__Task to carry out__:
Set down the entries exactly. No line may differ from its source.

Records excerpted from a collection
"""

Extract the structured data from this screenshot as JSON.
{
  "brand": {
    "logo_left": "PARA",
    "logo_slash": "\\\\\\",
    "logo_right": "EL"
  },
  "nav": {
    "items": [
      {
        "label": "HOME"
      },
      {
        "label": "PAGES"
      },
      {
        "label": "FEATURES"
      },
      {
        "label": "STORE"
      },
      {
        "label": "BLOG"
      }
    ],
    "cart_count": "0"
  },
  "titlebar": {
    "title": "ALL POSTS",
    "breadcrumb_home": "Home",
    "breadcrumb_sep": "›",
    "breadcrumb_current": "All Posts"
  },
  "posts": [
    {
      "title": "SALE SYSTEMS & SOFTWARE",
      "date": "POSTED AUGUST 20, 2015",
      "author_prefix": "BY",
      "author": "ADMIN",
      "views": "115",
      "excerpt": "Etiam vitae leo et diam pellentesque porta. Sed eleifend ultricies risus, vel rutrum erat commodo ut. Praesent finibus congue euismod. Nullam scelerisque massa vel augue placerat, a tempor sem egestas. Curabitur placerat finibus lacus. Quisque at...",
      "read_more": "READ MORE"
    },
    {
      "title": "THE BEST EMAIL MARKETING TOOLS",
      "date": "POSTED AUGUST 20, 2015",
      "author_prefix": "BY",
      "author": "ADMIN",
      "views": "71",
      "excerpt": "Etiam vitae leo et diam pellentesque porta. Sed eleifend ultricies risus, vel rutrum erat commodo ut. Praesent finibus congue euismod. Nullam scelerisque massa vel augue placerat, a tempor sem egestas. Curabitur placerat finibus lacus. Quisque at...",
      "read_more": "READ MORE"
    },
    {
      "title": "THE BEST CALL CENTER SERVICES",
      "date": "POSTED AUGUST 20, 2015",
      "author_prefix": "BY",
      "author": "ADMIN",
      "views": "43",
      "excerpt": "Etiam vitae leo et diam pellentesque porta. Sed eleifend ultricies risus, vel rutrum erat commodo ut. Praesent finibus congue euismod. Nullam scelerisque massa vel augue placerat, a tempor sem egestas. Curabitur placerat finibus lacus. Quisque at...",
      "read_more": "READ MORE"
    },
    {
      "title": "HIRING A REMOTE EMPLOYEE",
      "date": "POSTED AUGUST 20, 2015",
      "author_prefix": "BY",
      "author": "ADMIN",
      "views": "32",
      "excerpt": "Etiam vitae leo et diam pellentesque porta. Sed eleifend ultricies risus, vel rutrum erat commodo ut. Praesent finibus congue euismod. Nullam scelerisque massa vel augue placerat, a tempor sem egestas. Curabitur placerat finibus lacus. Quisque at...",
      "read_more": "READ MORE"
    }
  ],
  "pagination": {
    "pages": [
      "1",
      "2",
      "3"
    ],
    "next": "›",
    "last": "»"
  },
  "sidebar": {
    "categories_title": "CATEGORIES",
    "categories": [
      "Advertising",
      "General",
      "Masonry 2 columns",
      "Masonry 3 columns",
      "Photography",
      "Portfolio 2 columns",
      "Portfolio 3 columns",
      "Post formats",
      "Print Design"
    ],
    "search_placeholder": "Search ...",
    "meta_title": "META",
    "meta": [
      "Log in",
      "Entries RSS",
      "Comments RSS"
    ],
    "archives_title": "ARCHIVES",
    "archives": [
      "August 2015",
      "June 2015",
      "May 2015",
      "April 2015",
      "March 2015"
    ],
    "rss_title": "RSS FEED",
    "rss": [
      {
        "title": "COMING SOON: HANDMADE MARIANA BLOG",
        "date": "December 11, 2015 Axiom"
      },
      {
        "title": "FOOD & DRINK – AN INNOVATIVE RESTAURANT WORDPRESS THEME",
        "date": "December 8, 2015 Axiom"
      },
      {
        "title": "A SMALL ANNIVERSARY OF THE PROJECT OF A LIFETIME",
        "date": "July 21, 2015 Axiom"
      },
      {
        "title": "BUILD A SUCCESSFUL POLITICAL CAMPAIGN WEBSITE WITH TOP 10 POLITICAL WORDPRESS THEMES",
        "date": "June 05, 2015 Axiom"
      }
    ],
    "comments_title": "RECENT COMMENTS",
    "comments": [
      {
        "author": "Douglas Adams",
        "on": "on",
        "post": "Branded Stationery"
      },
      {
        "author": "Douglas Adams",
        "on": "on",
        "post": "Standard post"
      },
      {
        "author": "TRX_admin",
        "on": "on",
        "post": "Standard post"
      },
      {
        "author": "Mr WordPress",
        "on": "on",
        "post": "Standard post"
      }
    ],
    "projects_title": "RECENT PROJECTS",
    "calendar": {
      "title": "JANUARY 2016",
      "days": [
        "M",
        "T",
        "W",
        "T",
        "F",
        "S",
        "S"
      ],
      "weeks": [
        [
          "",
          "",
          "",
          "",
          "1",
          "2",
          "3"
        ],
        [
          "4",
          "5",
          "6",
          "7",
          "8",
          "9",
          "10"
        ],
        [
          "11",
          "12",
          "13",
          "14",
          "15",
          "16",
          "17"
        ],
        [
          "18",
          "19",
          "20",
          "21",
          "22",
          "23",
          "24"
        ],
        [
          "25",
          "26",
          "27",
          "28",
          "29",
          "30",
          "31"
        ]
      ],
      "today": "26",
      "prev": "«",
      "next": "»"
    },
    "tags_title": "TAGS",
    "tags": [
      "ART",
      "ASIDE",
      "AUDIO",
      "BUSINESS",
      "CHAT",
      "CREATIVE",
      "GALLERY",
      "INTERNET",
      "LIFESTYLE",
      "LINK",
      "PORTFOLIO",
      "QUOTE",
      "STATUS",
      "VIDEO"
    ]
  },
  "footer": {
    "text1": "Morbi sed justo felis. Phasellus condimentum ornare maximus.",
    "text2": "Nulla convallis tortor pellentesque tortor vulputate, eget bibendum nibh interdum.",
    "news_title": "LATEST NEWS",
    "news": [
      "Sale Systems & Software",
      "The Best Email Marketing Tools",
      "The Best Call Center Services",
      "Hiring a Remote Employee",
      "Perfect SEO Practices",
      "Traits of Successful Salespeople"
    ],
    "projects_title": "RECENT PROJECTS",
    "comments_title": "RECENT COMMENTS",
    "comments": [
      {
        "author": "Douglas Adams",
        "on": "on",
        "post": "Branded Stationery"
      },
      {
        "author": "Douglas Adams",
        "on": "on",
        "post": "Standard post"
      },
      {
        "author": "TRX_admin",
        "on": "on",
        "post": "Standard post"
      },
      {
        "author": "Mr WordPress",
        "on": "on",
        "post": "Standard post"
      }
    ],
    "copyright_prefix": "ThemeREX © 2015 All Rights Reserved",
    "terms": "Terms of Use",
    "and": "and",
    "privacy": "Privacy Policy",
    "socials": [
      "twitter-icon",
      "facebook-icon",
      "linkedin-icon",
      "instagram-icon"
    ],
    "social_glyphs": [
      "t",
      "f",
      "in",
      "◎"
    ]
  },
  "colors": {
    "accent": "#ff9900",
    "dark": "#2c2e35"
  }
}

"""

__Written response__:
Extract the structured data from this screenshot as JSON.
{
  "brand": {
    "logo_left": "PARA",
    "logo_slash": "\\\\\\",
    "logo_right": "EL"
  },
  "nav": {
    "items": [
      {
        "label": "HOME"
      },
      {
        "label": "PAGES"
      },
      {
        "label": "FEATURES"
      },
      {
        "label": "STORE"
      },
      {
        "label": "BLOG"
      }
    ],
    "cart_count": "0"
  },
  "titlebar": {
    "title": "ALL POSTS",
    "breadcrumb_home": "Home",
    "breadcrumb_sep": "›",
    "breadcrumb_current": "All Posts"
  },
  "posts": [
    {
      "title": "SALE SYSTEMS & SOFTWARE",
      "date": "POSTED AUGUST 20, 2015",
      "author_prefix": "BY",
      "author": "ADMIN",
      "views": "115",
      "excerpt": "Etiam vitae leo et diam pellentesque porta. Sed eleifend ultricies risus, vel rutrum erat commodo ut. Praesent finibus congue euismod. Nullam scelerisque massa vel augue placerat, a tempor sem egestas. Curabitur placerat finibus lacus. Quisque at...",
      "read_more": "READ MORE"
    },
    {
      "title": "THE BEST EMAIL MARKETING TOOLS",
      "date": "POSTED AUGUST 20, 2015",
      "author_prefix": "BY",
      "author": "ADMIN",
      "views": "71",
      "excerpt": "Etiam vitae leo et diam pellentesque porta. Sed eleifend ultricies risus, vel rutrum erat commodo ut. Praesent finibus congue euismod. Nullam scelerisque massa vel augue placerat, a tempor sem egestas. Curabitur placerat finibus lacus. Quisque at...",
      "read_more": "READ MORE"
    },
    {
      "title": "THE BEST CALL CENTER SERVICES",
      "date": "POSTED AUGUST 20, 2015",
      "author_prefix": "BY",
      "author": "ADMIN",
      "views": "43",
      "excerpt": "Etiam vitae leo et diam pellentesque porta. Sed eleifend ultricies risus, vel rutrum erat commodo ut. Praesent finibus congue euismod. Nullam scelerisque massa vel augue placerat, a tempor sem egestas. Curabitur placerat finibus lacus. Quisque at...",
      "read_more": "READ MORE"
    },
    {
      "title": "HIRING A REMOTE EMPLOYEE",
      "date": "POSTED AUGUST 20, 2015",
      "author_prefix": "BY",
      "author": "ADMIN",
      "views": "32",
      "excerpt": "Etiam vitae leo et diam pellentesque porta. Sed eleifend ultricies risus, vel rutrum erat commodo ut. Praesent finibus congue euismod. Nullam scelerisque massa vel augue placerat, a tempor sem egestas. Curabitur placerat finibus lacus. Quisque at...",
      "read_more": "READ MORE"
    }
  ],
  "pagination": {
    "pages": [
      "1",
      "2",
      "3"
    ],
    "next": "›",
    "last": "»"
  },
  "sidebar": {
    "categories_title": "CATEGORIES",
    "categories": [
      "Advertising",
      "General",
      "Masonry 2 columns",
      "Masonry 3 columns",
      "Photography",
      "Portfolio 2 columns",
      "Portfolio 3 columns",
      "Post formats",
      "Print Design"
    ],
    "search_placeholder": "Search ...",
    "meta_title": "META",
    "meta": [
      "Log in",
      "Entries RSS",
      "Comments RSS"
    ],
    "archives_title": "ARCHIVES",
    "archives": [
      "August 2015",
      "June 2015",
      "May 2015",
      "April 2015",
      "March 2015"
    ],
    "rss_title": "RSS FEED",
    "rss": [
      {
        "title": "COMING SOON: HANDMADE MARIANA BLOG",
        "date": "December 11, 2015 Axiom"
      },
      {
        "title": "FOOD & DRINK – AN INNOVATIVE RESTAURANT WORDPRESS THEME",
        "date": "December 8, 2015 Axiom"
      },
      {
        "title": "A SMALL ANNIVERSARY OF THE PROJECT OF A LIFETIME",
        "date": "July 21, 2015 Axiom"
      },
      {
        "title": "BUILD A SUCCESSFUL POLITICAL CAMPAIGN WEBSITE WITH TOP 10 POLITICAL WORDPRESS THEMES",
        "date": "June 05, 2015 Axiom"
      }
    ],
    "comments_title": "RECENT COMMENTS",
    "comments": [
      {
        "author": "Douglas Adams",
        "on": "on",
        "post": "Branded Stationery"
      },
      {
        "author": "Douglas Adams",
        "on": "on",
        "post": "Standard post"
      },
      {
        "author": "TRX_admin",
        "on": "on",
        "post": "Standard post"
      },
      {
        "author": "Mr WordPress",
        "on": "on",
        "post": "Standard post"
      }
    ],
    "projects_title": "RECENT PROJECTS",
    "calendar": {
      "title": "JANUARY 2016",
      "days": [
        "M",
        "T",
        "W",
        "T",
        "F",
        "S",
        "S"
      ],
      "weeks": [
        [
          "",
          "",
          "",
          "",
          "1",
          "2",
          "3"
        ],
        [
          "4",
          "5",
          "6",
          "7",
          "8",
          "9",
          "10"
        ],
        [
          "11",
          "12",
          "13",
          "14",
          "15",
          "16",
          "17"
        ],
        [
          "18",
          "19",
          "20",
          "21",
          "22",
          "23",
          "24"
        ],
        [
          "25",
          "26",
          "27",
          "28",
          "29",
          "30",
          "31"
        ]
      ],
      "today": "26",
      "prev": "«",
      "next": "»"
    },
    "tags_title": "TAGS",
    "tags": [
      "ART",
      "ASIDE",
      "AUDIO",
      "BUSINESS",
      "CHAT",
      "CREATIVE",
      "GALLERY",
      "INTERNET",
      "LIFESTYLE",
      "LINK",
      "PORTFOLIO",
      "QUOTE",
      "STATUS",
      "VIDEO"
    ]
  },
  "footer": {
    "text1": "Morbi sed justo felis. Phasellus condimentum ornare maximus.",
    "text2": "Nulla convallis tortor pellentesque tortor vulputate, eget bibendum nibh interdum.",
    "news_title": "LATEST NEWS",
    "news": [
      "Sale Systems & Software",
      "The Best Email Marketing Tools",
      "The Best Call Center Services",
      "Hiring a Remote Employee",
      "Perfect SEO Practices",
      "Traits of Successful Salespeople"
    ],
    "projects_title": "RECENT PROJECTS",
    "comments_title": "RECENT COMMENTS",
    "comments": [
      {
        "author": "Douglas Adams",
        "on": "on",
        "post": "Branded Stationery"
      },
      {
        "author": "Douglas Adams",
        "on": "on",
        "post": "Standard post"
      },
      {
        "author": "TRX_admin",
        "on": "on",
        "post": "Standard post"
      },
      {
        "author": "Mr WordPress",
        "on": "on",
        "post": "Standard post"
      }
    ],
    "copyright_prefix": "ThemeREX © 2015 All Rights Reserved",
    "terms": "Terms of Use",
    "and": "and",
    "privacy": "Privacy Policy",
    "socials": [
      "twitter-icon",
      "facebook-icon",
      "linkedin-icon",
      "instagram-icon"
    ],
    "social_glyphs": [
      "t",
      "f",
      "in",
      "◎"
    ]
  },
  "colors": {
    "accent": "#ff9900",
    "dark": "#2c2e35"
  }
}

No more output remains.